**ACTION ITEM**
Print all records exactly, pictures left out.

**SUPPLIED DATA**
+++++
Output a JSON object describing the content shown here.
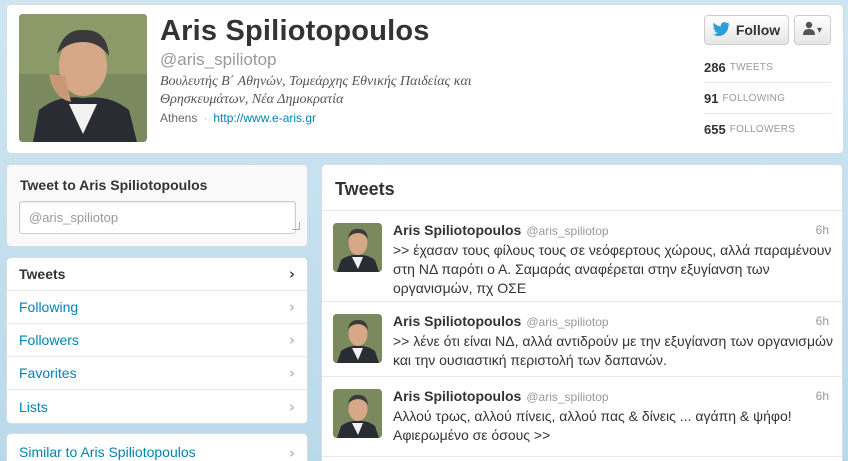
{
  "profile": {
    "name": "Aris Spiliotopoulos",
    "handle": "@aris_spiliotop",
    "bio": "Βουλευτής Β΄ Αθηνών, Τομεάρχης Εθνικής Παιδείας και Θρησκευμάτων, Νέα Δημοκρατία",
    "location": "Athens",
    "separator": "·",
    "url": "http://www.e-aris.gr"
  },
  "actions": {
    "follow_label": "Follow",
    "user_dropdown_caret": "▾"
  },
  "stats": [
    {
      "count": "286",
      "label": "TWEETS"
    },
    {
      "count": "91",
      "label": "FOLLOWING"
    },
    {
      "count": "655",
      "label": "FOLLOWERS"
    }
  ],
  "tweet_to": {
    "title": "Tweet to Aris Spiliotopoulos",
    "placeholder": "@aris_spiliotop"
  },
  "nav": {
    "items": [
      {
        "label": "Tweets",
        "active": true
      },
      {
        "label": "Following"
      },
      {
        "label": "Followers"
      },
      {
        "label": "Favorites"
      },
      {
        "label": "Lists"
      }
    ],
    "chevron": "›"
  },
  "similar": {
    "label": "Similar to Aris Spiliotopoulos"
  },
  "stream": {
    "title": "Tweets",
    "tweets": [
      {
        "name": "Aris Spiliotopoulos",
        "handle": "@aris_spiliotop",
        "time": "6h",
        "text": ">> έχασαν τους φίλους τους σε νεόφερτους χώρους, αλλά παραμένουν στη ΝΔ παρότι ο Α. Σαμαράς αναφέρεται στην εξυγίανση των οργανισμών, πχ ΟΣΕ"
      },
      {
        "name": "Aris Spiliotopoulos",
        "handle": "@aris_spiliotop",
        "time": "6h",
        "text": ">> λένε ότι είναι ΝΔ, αλλά αντιδρούν με την εξυγίανση των οργανισμών και την ουσιαστική περιστολή των δαπανών."
      },
      {
        "name": "Aris Spiliotopoulos",
        "handle": "@aris_spiliotop",
        "time": "6h",
        "text": "Αλλού τρως, αλλού πίνεις, αλλού πας & δίνεις ... αγάπη & ψήφο! Αφιερωμένο σε όσους >>"
      }
    ]
  },
  "colors": {
    "link": "#0084b4",
    "page_background": "#c0deed",
    "bird": "#2b9fd8"
  }
}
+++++
**RESPONSE AREA**
Output a JSON object describing the content shown here.
{
  "profile": {
    "name": "Aris Spiliotopoulos",
    "handle": "@aris_spiliotop",
    "bio": "Βουλευτής Β΄ Αθηνών, Τομεάρχης Εθνικής Παιδείας και Θρησκευμάτων, Νέα Δημοκρατία",
    "location": "Athens",
    "separator": "·",
    "url": "http://www.e-aris.gr"
  },
  "actions": {
    "follow_label": "Follow",
    "user_dropdown_caret": "▾"
  },
  "stats": [
    {
      "count": "286",
      "label": "TWEETS"
    },
    {
      "count": "91",
      "label": "FOLLOWING"
    },
    {
      "count": "655",
      "label": "FOLLOWERS"
    }
  ],
  "tweet_to": {
    "title": "Tweet to Aris Spiliotopoulos",
    "placeholder": "@aris_spiliotop"
  },
  "nav": {
    "items": [
      {
        "label": "Tweets",
        "active": true
      },
      {
        "label": "Following"
      },
      {
        "label": "Followers"
      },
      {
        "label": "Favorites"
      },
      {
        "label": "Lists"
      }
    ],
    "chevron": "›"
  },
  "similar": {
    "label": "Similar to Aris Spiliotopoulos"
  },
  "stream": {
    "title": "Tweets",
    "tweets": [
      {
        "name": "Aris Spiliotopoulos",
        "handle": "@aris_spiliotop",
        "time": "6h",
        "text": ">> έχασαν τους φίλους τους σε νεόφερτους χώρους, αλλά παραμένουν στη ΝΔ παρότι ο Α. Σαμαράς αναφέρεται στην εξυγίανση των οργανισμών, πχ ΟΣΕ"
      },
      {
        "name": "Aris Spiliotopoulos",
        "handle": "@aris_spiliotop",
        "time": "6h",
        "text": ">> λένε ότι είναι ΝΔ, αλλά αντιδρούν με την εξυγίανση των οργανισμών και την ουσιαστική περιστολή των δαπανών."
      },
      {
        "name": "Aris Spiliotopoulos",
        "handle": "@aris_spiliotop",
        "time": "6h",
        "text": "Αλλού τρως, αλλού πίνεις, αλλού πας & δίνεις ... αγάπη & ψήφο! Αφιερωμένο σε όσους >>"
      }
    ]
  },
  "colors": {
    "link": "#0084b4",
    "page_background": "#c0deed",
    "bird": "#2b9fd8"
  }
}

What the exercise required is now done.